2014-15 Canada-China Business Forum Magazine - Page 62

CHINA’S URBANIZATION IN CONTEXT What’s in Store for Canadian Companies Over the past few years, endless accounts of China’s urban transition have filled headlines and topped bestseller lists. The numbers support a tale of unprecedented social and economic change. In 1978, at the outset of market reforms, China’s urban population stood at 17.9 per cent of the total population. By the end of 2012 it had grown to 52.6 per cent of the total population, representing a 35 per cent increase in just over three decades. by JESSICA WILCZAK T his March, China’s leaders revealed a new national urbanization plan that would move another 100 million people into cities by 2020. The announcement comes after three decades of headlinegrabbing growth. China’s urban population grew by 500 million – from under 20 per cent of total population in 1978 to 52.6 per cent by the end of 2012. The Chinese government wants to raise this figure to 60 per cent over the next six years through a combination of infrastructure investment, social policy reform and changes in local government financing. testing/Shutterstock Although this seems like a shocking leap, Japan and South Korea went through similar jumps after the Second World War. South Korea’s urban population jumped by 50 per cent between 1960 and 1990. In absolute terms, China now has the world’s largest urban population at over 600 million. But as a proportion of China’s total population, 52.6 per cent falls far short of the OECD average of 80 per cent in 2013. Furthermore, China’s rate of urbanization has slowed in recent years, leading researchers with the Economist Intelligence Unit to predict that China will not hit the 80 per cent mark until 2080. 61 The plan also represents a new positive approach to cities. Since the Mao era, the Central government has tried to control population movement through household registrations or hukou that tie every family to a fixed place of residence and an agricultural or non-agricultural status. This system has helped prevent the growth of urban slums in Chinese cities. At the So what makes the National NewType Urbanization Plan (2014-2020) different from the more or less unplanned urbanization of the past three decades? First, the plan is meant to generate a significant CANADA CHINA FORUM BUSINESS 2014-2015 ccbc.com same time it has also created a large underclass (estimated at 236 million in 2012) that, lacking an urban hukou, cannot access public services like health care and education.

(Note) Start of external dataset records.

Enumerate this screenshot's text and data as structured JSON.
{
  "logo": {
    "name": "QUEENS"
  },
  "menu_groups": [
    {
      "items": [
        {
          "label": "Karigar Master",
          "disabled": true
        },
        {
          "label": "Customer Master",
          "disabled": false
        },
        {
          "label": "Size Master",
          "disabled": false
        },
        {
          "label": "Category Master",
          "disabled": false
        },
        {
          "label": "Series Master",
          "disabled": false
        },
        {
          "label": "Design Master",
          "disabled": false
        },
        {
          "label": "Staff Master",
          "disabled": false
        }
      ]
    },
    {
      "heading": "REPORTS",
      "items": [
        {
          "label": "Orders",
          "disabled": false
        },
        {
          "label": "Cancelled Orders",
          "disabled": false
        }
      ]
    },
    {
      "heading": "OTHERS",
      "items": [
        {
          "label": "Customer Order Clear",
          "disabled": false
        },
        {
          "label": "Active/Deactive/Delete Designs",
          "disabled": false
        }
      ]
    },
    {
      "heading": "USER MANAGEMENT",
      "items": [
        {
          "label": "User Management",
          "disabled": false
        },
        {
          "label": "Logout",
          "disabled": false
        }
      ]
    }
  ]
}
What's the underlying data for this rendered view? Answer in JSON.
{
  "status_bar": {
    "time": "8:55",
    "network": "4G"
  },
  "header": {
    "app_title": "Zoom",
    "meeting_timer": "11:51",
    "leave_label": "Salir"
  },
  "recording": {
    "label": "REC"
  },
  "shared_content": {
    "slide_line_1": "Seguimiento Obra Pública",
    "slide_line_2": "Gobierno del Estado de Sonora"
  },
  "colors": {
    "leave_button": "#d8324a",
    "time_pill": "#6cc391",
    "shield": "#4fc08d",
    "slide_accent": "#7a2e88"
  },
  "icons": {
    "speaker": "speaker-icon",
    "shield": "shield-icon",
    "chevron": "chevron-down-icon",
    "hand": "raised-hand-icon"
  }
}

Yet with urban residents earning over three times more than their rural counterparts, the tide of rural migration has proven difficult to stem. The new plan will make China’s urbanization process more inclusive and “humancentred” by increasing th